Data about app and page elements
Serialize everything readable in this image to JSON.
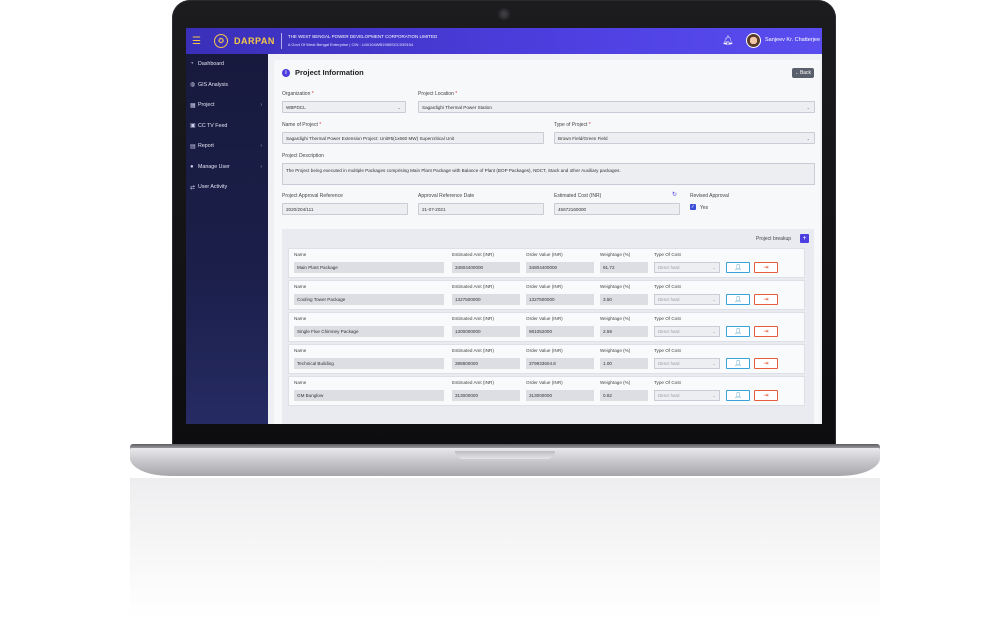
{
  "header": {
    "brand": "DARPAN",
    "org_name": "THE WEST BENGAL POWER DEVELOPMENT CORPORATION LIMITED",
    "org_sub": "A Govt Of West Bengal Enterprise | CIN : U40104WB1985SGC039154",
    "user_name": "Sanjeev Kr. Chatterjee",
    "icons": {
      "menu": "hamburger-icon",
      "bell": "bell-icon"
    }
  },
  "sidebar": {
    "items": [
      {
        "label": "Dashboard",
        "icon": "dashboard-icon",
        "chevron": ""
      },
      {
        "label": "GIS Analysis",
        "icon": "globe-icon",
        "chevron": ""
      },
      {
        "label": "Project",
        "icon": "grid-icon",
        "chevron": "›"
      },
      {
        "label": "CC TV Feed",
        "icon": "camera-icon",
        "chevron": ""
      },
      {
        "label": "Report",
        "icon": "report-icon",
        "chevron": "›"
      },
      {
        "label": "Manage User",
        "icon": "user-icon",
        "chevron": "›"
      },
      {
        "label": "User Activity",
        "icon": "activity-icon",
        "chevron": ""
      }
    ]
  },
  "page": {
    "title": "Project Information",
    "back_label": "Back"
  },
  "form": {
    "organization": {
      "label": "Organization",
      "value": "WBPDCL"
    },
    "location": {
      "label": "Project Location",
      "value": "Sagardighi Thermal Power Station"
    },
    "name": {
      "label": "Name of Project",
      "value": "Sagardighi Thermal Power Extension Project: Unit#5(1x660 MW) Supercritical Unit"
    },
    "type": {
      "label": "Type of Project",
      "value": "Brown Field/Green Field"
    },
    "description": {
      "label": "Project Description",
      "value": "The Project being executed in multiple Packages comprising Main Plant Package with Balance of Plant (BOP Packages), NDCT, Stack and other Auxiliary packages."
    },
    "approval_ref": {
      "label": "Project Approval Reference",
      "value": "2020/204/111"
    },
    "approval_date": {
      "label": "Approval Reference Date",
      "value": "21-07-2021"
    },
    "estimated_cost": {
      "label": "Estimated Cost (INR)",
      "value": "45672160000"
    },
    "revised": {
      "label": "Revised Approval",
      "option": "Yes",
      "checked": true
    }
  },
  "breakup": {
    "title": "Project breakup",
    "col_labels": {
      "name": "Name",
      "estimated": "Estimated Amt (INR)",
      "order": "Order Value (INR)",
      "weightage": "Weightage (%)",
      "type": "Type Of Cost"
    },
    "type_placeholder": "Direct hard",
    "rows": [
      {
        "name": "Main Plant Package",
        "estimated": "34804400000",
        "order": "34804400000",
        "weightage": "91.72"
      },
      {
        "name": "Cooling Tower Package",
        "estimated": "1327500000",
        "order": "1327500000",
        "weightage": "3.50"
      },
      {
        "name": "Single Flue Chimney Package",
        "estimated": "1300000000",
        "order": "981052000",
        "weightage": "2.59"
      },
      {
        "name": "Technical Building",
        "estimated": "398800000",
        "order": "379933604.8",
        "weightage": "1.00"
      },
      {
        "name": "GM Bunglow",
        "estimated": "313000000",
        "order": "313000000",
        "weightage": "0.82"
      }
    ]
  }
}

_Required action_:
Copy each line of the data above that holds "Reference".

_Written response_:
      "label": "Project Approval Reference",
      "label": "Approval Reference Date",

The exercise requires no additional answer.